Activity »
All entries below are to be duplicated verbatim.

Data »
□ □ □ □
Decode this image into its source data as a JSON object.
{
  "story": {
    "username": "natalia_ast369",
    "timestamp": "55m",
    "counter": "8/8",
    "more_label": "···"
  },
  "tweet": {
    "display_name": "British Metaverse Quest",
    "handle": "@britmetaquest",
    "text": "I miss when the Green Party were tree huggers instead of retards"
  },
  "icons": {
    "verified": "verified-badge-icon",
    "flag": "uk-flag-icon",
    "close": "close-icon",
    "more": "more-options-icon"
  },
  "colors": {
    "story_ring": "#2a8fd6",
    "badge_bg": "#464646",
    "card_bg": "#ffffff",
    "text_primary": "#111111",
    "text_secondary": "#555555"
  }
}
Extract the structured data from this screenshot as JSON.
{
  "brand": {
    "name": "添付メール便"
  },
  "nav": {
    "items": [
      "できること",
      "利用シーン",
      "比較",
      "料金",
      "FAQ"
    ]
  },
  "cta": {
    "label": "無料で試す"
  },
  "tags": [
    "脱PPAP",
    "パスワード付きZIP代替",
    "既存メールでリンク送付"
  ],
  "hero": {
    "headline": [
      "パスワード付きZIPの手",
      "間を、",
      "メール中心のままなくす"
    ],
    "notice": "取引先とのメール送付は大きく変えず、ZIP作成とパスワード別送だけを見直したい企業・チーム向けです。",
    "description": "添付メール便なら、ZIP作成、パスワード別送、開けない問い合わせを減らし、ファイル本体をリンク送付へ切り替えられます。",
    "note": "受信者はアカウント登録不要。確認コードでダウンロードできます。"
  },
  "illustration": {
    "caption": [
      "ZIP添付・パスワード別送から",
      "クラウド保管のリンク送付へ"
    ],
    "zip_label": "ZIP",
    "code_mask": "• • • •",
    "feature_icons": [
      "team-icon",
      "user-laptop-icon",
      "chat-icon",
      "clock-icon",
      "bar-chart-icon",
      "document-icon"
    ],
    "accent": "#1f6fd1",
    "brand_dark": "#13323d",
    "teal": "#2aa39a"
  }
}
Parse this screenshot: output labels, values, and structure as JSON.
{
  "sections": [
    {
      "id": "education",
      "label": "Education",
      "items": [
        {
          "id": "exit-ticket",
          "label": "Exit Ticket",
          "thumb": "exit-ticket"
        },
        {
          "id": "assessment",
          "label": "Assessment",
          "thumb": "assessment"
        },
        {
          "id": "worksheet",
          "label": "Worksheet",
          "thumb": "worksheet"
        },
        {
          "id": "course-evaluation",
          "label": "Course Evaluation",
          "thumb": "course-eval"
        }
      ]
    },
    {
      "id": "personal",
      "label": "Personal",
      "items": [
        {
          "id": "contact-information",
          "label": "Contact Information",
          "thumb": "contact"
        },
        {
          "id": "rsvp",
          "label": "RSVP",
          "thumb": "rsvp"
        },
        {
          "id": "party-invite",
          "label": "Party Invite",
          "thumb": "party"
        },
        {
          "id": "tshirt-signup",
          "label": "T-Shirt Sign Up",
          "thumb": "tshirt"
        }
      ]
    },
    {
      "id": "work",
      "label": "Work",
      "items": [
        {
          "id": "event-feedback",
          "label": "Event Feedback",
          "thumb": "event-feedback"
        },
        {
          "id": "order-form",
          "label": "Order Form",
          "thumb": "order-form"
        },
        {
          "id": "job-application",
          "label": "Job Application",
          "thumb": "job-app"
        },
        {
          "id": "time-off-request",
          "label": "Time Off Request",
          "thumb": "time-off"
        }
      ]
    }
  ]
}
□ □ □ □
Worked solution »
Decode this image into its source data as a JSON object.
{
  "story": {
    "username": "natalia_ast369",
    "timestamp": "55m",
    "counter": "8/8",
    "more_label": "···"
  },
  "tweet": {
    "display_name": "British Metaverse Quest",
    "handle": "@britmetaquest",
    "text": "I miss when the Green Party were tree huggers instead of retards"
  },
  "icons": {
    "verified": "verified-badge-icon",
    "flag": "uk-flag-icon",
    "close": "close-icon",
    "more": "more-options-icon"
  },
  "colors": {
    "story_ring": "#2a8fd6",
    "badge_bg": "#464646",
    "card_bg": "#ffffff",
    "text_primary": "#111111",
    "text_secondary": "#555555"
  }
}
Extract the structured data from this screenshot as JSON.
{
  "brand": {
    "name": "添付メール便"
  },
  "nav": {
    "items": [
      "できること",
      "利用シーン",
      "比較",
      "料金",
      "FAQ"
    ]
  },
  "cta": {
    "label": "無料で試す"
  },
  "tags": [
    "脱PPAP",
    "パスワード付きZIP代替",
    "既存メールでリンク送付"
  ],
  "hero": {
    "headline": [
      "パスワード付きZIPの手",
      "間を、",
      "メール中心のままなくす"
    ],
    "notice": "取引先とのメール送付は大きく変えず、ZIP作成とパスワード別送だけを見直したい企業・チーム向けです。",
    "description": "添付メール便なら、ZIP作成、パスワード別送、開けない問い合わせを減らし、ファイル本体をリンク送付へ切り替えられます。",
    "note": "受信者はアカウント登録不要。確認コードでダウンロードできます。"
  },
  "illustration": {
    "caption": [
      "ZIP添付・パスワード別送から",
      "クラウド保管のリンク送付へ"
    ],
    "zip_label": "ZIP",
    "code_mask": "• • • •",
    "feature_icons": [
      "team-icon",
      "user-laptop-icon",
      "chat-icon",
      "clock-icon",
      "bar-chart-icon",
      "document-icon"
    ],
    "accent": "#1f6fd1",
    "brand_dark": "#13323d",
    "teal": "#2aa39a"
  }
}
Parse this screenshot: output labels, values, and structure as JSON.
{
  "sections": [
    {
      "id": "education",
      "label": "Education",
      "items": [
        {
          "id": "exit-ticket",
          "label": "Exit Ticket",
          "thumb": "exit-ticket"
        },
        {
          "id": "assessment",
          "label": "Assessment",
          "thumb": "assessment"
        },
        {
          "id": "worksheet",
          "label": "Worksheet",
          "thumb": "worksheet"
        },
        {
          "id": "course-evaluation",
          "label": "Course Evaluation",
          "thumb": "course-eval"
        }
      ]
    },
    {
      "id": "personal",
      "label": "Personal",
      "items": [
        {
          "id": "contact-information",
          "label": "Contact Information",
          "thumb": "contact"
        },
        {
          "id": "rsvp",
          "label": "RSVP",
          "thumb": "rsvp"
        },
        {
          "id": "party-invite",
          "label": "Party Invite",
          "thumb": "party"
        },
        {
          "id": "tshirt-signup",
          "label": "T-Shirt Sign Up",
          "thumb": "tshirt"
        }
      ]
    },
    {
      "id": "work",
      "label": "Work",
      "items": [
        {
          "id": "event-feedback",
          "label": "Event Feedback",
          "thumb": "event-feedback"
        },
        {
          "id": "order-form",
          "label": "Order Form",
          "thumb": "order-form"
        },
        {
          "id": "job-application",
          "label": "Job Application",
          "thumb": "job-app"
        },
        {
          "id": "time-off-request",
          "label": "Time Off Request",
          "thumb": "time-off"
        }
      ]
    }
  ]
}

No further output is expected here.